If you’re working in Adobe After Effects, Nuke, Flame, or many other compositing apps you can simply copy and paste the provided tracking data. But for all other situations, you can do a quick track of the high-resolution ProRes Quicktime file and link that tracking data to your source footage.


Not just for compositors

Our Optical Jitters are easy for video editors or any creative to use with just a few clicks. Most modern NLEs, such as Adobe Premiere Pro have the ability to track a shot, and therefore our footage can be tracked and utilized with just a few clicks.


Wrapping Up

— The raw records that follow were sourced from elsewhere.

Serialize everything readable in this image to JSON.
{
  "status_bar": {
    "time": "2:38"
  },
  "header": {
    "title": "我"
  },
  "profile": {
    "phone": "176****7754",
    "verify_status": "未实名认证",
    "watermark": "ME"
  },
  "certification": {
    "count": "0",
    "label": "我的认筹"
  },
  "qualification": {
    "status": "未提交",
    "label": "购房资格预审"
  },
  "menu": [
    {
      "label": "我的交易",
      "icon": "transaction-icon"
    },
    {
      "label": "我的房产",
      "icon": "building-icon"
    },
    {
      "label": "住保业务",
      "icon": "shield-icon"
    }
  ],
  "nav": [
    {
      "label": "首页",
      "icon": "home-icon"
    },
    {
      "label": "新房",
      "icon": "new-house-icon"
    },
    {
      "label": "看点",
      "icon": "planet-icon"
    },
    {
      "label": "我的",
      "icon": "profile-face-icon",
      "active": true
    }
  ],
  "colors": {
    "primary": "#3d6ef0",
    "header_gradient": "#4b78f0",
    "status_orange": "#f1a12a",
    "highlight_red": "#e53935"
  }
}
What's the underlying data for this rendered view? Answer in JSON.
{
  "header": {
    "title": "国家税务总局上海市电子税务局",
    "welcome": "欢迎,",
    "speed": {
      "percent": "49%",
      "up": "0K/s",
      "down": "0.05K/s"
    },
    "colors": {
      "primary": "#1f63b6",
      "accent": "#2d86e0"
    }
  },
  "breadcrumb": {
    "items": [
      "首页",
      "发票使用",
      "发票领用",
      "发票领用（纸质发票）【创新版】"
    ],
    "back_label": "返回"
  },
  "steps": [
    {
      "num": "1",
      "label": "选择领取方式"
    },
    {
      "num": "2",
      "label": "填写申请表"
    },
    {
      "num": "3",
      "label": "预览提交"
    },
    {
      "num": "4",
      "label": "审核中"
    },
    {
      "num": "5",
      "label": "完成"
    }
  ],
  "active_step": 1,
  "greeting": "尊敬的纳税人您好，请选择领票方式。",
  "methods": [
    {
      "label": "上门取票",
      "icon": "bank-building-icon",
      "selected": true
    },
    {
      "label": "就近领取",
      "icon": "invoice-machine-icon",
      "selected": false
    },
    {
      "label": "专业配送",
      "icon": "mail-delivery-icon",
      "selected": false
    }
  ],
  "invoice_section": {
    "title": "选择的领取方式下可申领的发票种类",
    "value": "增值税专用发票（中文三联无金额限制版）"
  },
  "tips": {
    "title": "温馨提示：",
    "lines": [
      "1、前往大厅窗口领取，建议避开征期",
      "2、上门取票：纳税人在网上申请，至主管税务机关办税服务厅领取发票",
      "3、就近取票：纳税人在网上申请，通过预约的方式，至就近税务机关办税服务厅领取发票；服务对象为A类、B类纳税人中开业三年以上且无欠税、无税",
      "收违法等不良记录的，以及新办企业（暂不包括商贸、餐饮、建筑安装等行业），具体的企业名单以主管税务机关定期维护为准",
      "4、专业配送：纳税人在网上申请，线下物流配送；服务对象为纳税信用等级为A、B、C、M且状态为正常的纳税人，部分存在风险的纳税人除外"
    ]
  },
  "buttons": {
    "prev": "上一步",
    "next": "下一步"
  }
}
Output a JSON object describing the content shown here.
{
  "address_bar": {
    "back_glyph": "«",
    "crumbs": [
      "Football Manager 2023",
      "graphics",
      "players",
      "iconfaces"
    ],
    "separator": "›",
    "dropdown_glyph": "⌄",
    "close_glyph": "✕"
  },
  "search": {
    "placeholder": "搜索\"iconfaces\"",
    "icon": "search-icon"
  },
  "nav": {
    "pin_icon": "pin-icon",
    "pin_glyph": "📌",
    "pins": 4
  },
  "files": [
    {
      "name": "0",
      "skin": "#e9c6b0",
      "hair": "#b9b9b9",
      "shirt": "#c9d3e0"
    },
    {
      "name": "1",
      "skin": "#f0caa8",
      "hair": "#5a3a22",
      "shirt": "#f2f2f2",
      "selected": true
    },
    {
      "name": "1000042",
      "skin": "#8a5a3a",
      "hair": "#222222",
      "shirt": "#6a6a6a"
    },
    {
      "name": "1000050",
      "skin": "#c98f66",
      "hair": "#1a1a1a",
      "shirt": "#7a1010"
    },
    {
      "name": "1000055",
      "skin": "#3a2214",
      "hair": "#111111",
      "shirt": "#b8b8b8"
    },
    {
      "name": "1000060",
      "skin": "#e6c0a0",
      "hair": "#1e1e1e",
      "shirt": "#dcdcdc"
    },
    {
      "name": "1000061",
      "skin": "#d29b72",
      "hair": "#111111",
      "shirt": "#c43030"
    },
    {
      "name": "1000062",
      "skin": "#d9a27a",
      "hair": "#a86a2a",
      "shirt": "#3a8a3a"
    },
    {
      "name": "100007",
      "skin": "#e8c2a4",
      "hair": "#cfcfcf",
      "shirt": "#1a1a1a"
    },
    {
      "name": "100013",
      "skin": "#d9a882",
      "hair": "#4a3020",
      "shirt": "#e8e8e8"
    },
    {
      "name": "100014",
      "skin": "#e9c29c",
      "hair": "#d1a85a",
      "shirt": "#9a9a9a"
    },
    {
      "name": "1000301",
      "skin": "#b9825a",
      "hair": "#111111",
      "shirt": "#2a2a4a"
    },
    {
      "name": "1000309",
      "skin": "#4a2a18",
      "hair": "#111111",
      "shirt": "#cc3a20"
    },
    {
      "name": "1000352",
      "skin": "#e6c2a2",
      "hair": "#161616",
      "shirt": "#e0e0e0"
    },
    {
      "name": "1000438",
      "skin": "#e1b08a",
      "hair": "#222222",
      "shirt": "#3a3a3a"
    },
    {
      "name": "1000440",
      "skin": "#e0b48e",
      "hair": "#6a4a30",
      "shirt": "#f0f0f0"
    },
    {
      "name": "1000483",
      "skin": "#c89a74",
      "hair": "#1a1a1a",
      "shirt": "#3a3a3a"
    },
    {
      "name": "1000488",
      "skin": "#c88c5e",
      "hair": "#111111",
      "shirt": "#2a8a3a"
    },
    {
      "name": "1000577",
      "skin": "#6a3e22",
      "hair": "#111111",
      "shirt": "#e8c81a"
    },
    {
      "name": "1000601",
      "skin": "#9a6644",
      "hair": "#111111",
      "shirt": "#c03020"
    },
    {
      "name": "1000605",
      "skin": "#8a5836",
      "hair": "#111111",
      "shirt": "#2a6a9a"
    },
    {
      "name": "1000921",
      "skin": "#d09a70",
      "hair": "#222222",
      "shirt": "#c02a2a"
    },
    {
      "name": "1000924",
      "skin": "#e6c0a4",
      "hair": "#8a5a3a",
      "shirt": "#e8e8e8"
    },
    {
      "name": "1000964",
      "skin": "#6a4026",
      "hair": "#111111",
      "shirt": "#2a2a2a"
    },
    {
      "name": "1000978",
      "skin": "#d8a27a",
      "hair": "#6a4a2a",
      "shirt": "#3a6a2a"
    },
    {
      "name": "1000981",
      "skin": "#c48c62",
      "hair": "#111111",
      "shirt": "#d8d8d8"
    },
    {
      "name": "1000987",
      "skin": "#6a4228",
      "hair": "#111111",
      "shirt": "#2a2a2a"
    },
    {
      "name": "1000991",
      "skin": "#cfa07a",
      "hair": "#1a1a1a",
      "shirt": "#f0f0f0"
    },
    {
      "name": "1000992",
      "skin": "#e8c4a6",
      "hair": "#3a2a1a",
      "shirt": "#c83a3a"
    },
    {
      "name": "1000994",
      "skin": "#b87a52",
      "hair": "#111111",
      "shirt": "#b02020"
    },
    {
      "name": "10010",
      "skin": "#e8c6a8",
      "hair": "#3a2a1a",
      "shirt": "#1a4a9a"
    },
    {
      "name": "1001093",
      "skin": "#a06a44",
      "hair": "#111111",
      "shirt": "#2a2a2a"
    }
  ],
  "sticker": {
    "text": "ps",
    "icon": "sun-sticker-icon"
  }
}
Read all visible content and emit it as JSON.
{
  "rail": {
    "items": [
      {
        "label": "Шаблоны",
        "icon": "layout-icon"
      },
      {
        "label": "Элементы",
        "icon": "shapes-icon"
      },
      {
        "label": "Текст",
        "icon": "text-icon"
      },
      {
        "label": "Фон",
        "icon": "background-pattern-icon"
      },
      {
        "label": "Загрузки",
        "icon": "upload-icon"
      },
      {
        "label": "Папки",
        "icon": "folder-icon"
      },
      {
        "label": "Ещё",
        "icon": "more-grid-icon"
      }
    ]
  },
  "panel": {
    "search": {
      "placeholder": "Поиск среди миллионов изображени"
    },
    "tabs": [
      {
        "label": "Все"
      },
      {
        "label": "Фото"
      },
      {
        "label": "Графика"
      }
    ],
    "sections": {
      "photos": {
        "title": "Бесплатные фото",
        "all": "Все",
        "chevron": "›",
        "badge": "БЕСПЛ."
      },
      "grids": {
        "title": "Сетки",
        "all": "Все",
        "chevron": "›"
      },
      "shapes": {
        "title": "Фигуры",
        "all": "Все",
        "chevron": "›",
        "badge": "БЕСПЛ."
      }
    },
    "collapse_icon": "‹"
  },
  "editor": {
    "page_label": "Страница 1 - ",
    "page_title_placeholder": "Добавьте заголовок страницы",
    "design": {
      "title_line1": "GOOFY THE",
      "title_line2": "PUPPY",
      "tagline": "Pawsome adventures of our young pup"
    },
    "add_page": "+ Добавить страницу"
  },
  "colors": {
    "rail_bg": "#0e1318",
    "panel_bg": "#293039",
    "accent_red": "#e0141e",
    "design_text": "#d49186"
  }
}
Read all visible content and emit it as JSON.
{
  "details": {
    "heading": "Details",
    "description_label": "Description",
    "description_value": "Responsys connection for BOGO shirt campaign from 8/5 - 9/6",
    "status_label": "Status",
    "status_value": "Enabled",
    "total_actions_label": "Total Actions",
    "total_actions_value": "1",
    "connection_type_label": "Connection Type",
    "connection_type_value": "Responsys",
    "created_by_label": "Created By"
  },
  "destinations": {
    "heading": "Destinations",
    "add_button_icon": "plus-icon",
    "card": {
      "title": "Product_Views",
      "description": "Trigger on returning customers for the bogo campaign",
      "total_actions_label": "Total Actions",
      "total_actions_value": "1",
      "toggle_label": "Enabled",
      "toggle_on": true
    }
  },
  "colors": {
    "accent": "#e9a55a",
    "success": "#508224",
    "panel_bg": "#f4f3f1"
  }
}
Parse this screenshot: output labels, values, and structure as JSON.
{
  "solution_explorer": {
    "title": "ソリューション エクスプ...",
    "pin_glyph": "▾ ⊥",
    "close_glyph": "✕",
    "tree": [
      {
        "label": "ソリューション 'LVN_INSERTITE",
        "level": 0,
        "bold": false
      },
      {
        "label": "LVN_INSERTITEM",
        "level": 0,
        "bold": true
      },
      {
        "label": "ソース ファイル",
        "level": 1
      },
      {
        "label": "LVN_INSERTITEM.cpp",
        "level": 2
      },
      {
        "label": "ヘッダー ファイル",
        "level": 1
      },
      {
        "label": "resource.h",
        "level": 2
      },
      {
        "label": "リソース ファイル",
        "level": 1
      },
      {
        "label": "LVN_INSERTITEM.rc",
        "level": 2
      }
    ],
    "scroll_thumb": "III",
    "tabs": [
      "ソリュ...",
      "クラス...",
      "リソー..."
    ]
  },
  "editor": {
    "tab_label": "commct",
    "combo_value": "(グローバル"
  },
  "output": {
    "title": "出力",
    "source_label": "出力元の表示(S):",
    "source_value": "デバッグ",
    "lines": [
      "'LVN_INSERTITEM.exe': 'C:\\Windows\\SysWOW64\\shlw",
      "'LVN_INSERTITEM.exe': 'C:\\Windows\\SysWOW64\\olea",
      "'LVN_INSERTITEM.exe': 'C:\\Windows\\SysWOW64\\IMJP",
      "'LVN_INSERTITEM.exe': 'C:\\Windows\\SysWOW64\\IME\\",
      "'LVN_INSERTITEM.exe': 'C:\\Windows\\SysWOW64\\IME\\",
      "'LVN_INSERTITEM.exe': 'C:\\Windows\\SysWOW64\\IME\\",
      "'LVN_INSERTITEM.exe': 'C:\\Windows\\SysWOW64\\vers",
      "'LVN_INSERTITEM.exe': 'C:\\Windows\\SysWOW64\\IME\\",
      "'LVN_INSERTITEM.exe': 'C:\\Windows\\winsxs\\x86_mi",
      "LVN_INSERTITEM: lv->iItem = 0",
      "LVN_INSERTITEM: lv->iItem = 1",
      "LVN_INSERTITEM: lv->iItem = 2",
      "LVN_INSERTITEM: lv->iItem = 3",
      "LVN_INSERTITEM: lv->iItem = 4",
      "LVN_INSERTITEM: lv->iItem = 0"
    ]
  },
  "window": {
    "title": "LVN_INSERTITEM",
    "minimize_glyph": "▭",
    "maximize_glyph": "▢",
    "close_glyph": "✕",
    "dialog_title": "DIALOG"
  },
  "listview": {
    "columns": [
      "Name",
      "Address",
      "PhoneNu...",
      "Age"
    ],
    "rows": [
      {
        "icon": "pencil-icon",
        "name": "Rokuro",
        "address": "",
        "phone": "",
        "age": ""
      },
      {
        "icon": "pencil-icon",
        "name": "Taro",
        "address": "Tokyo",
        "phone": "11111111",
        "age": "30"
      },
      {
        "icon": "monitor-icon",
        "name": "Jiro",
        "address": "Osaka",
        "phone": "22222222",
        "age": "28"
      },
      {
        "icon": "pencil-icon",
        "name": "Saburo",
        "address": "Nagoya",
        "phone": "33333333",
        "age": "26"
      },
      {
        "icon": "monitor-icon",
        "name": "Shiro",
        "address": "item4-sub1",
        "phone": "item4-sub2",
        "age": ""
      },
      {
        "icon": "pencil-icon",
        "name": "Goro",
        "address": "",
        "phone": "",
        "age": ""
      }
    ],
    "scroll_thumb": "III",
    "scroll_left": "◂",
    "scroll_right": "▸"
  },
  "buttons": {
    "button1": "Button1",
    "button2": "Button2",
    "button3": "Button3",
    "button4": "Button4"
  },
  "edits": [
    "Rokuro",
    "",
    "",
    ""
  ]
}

By using film jitters in your video footage, you can create an authentic film look and feel that will impress your audience. Our easy-to-use tracking data makes it simple to apply the jitters to your project, regardless of your level of expertise. With just a few clicks, you can add this subtle effect to give your videos an extra level of polish. So don’t wait, try out our film jitters today!



What are the benefits of using optical jitters?

There are many benefits to using optical jitters in your footage. By adding some subtle movement, you can add a sense of life and realism that can be lacking in digital video. Additionally, it can help to take the edge off of overly clean and perfect footage.

How do I use optical jitters?

Simply download our provided footage and tracking data, then apply the optical jitters to your own footage in your preferred compositing or video editing software.

What software do I need to use optical jitters?

Optical jitters are compatible with all major compositing and video editing software programs.

Do I need any special skills or knowledge to use optical jitters?

If you can do simple point tracking and/or apply preexisting tracking data, then you can use Optical Jitters in your project.